There is no timeline for grief. But there is a risk in trying to rush things. There’s nothing wrong with putting teddy bears in windows or cheering for medical workers every night. Those things are wonderful and uplifting, and give people hope when they need it. At the same time, we don’t need to force significance when it may not yet exist. Instead of panic-baking yet another loaf of bread, we can allow ourselves to sit in the kitchen and cry. Instead of furiously cleaning our homes, we can actually consider the answer to, “How are you?” Instead of frantically Googling ways to help others, we can ask ourselves what we need right now.
I wrote this essay because I needed it. When Jamie died, I made the mistake of busying myself too much and trying too hard to create meaning before it existed. I’m falling into similar patterns again.
So here’s the advice I needed to hear back then, and could use once more: It’s good to feel sad—don’t push it away. Some of your most hopeless moments will make the future bright moments in life shine even brighter. It’s normal to make mistakes—this is all new! There is no one right way to face this, and owning your missteps will lead to some great lessons and stories later on. It is ok—it’s healthy, even—to sit with the discomfort and the unknown of this moment. Slowing down can be one of the scariest things to do when you’re grieving, but it will ultimately bring you deep and wonderful growth.
You will find meaning in this. But don’t feel like you have to rush it.
p.s. How are you keeping busy these days? Have you felt pressure to be especially productive or helpful? I’d love to hear your thoughts on how you’re filling your time and what happens when you slow down. There’s no right or wrong way to do things (and no judgment!), and it’s always helpful to hear different perspectives.
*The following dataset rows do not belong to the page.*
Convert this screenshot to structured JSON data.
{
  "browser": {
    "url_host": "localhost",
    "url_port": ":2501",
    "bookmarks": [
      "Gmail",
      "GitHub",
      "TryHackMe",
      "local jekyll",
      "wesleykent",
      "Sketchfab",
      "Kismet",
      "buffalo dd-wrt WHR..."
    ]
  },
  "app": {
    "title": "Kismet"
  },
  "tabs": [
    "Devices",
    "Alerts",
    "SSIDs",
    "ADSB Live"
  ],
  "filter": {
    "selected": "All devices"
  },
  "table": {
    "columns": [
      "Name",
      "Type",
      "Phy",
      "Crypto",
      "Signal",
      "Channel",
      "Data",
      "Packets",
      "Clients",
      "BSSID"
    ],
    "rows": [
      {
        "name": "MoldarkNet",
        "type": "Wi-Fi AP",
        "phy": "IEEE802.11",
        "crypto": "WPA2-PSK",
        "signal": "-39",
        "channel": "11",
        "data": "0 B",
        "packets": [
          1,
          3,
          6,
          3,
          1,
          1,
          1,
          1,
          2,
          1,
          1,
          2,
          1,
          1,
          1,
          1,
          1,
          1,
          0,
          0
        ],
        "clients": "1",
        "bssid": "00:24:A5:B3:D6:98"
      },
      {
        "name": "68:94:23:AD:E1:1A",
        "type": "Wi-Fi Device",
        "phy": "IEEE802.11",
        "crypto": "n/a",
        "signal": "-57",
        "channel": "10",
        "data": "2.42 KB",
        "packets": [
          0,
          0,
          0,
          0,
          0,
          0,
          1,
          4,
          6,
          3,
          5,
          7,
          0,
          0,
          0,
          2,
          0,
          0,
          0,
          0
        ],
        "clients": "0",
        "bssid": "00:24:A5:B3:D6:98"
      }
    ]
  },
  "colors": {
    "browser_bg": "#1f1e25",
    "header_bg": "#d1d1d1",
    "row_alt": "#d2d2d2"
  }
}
Share your thoughts on today’s essay by replying to this message, sending me an email, or posting in the comments. I’ll share your responses in Thursday’s subscriber-only newsletter.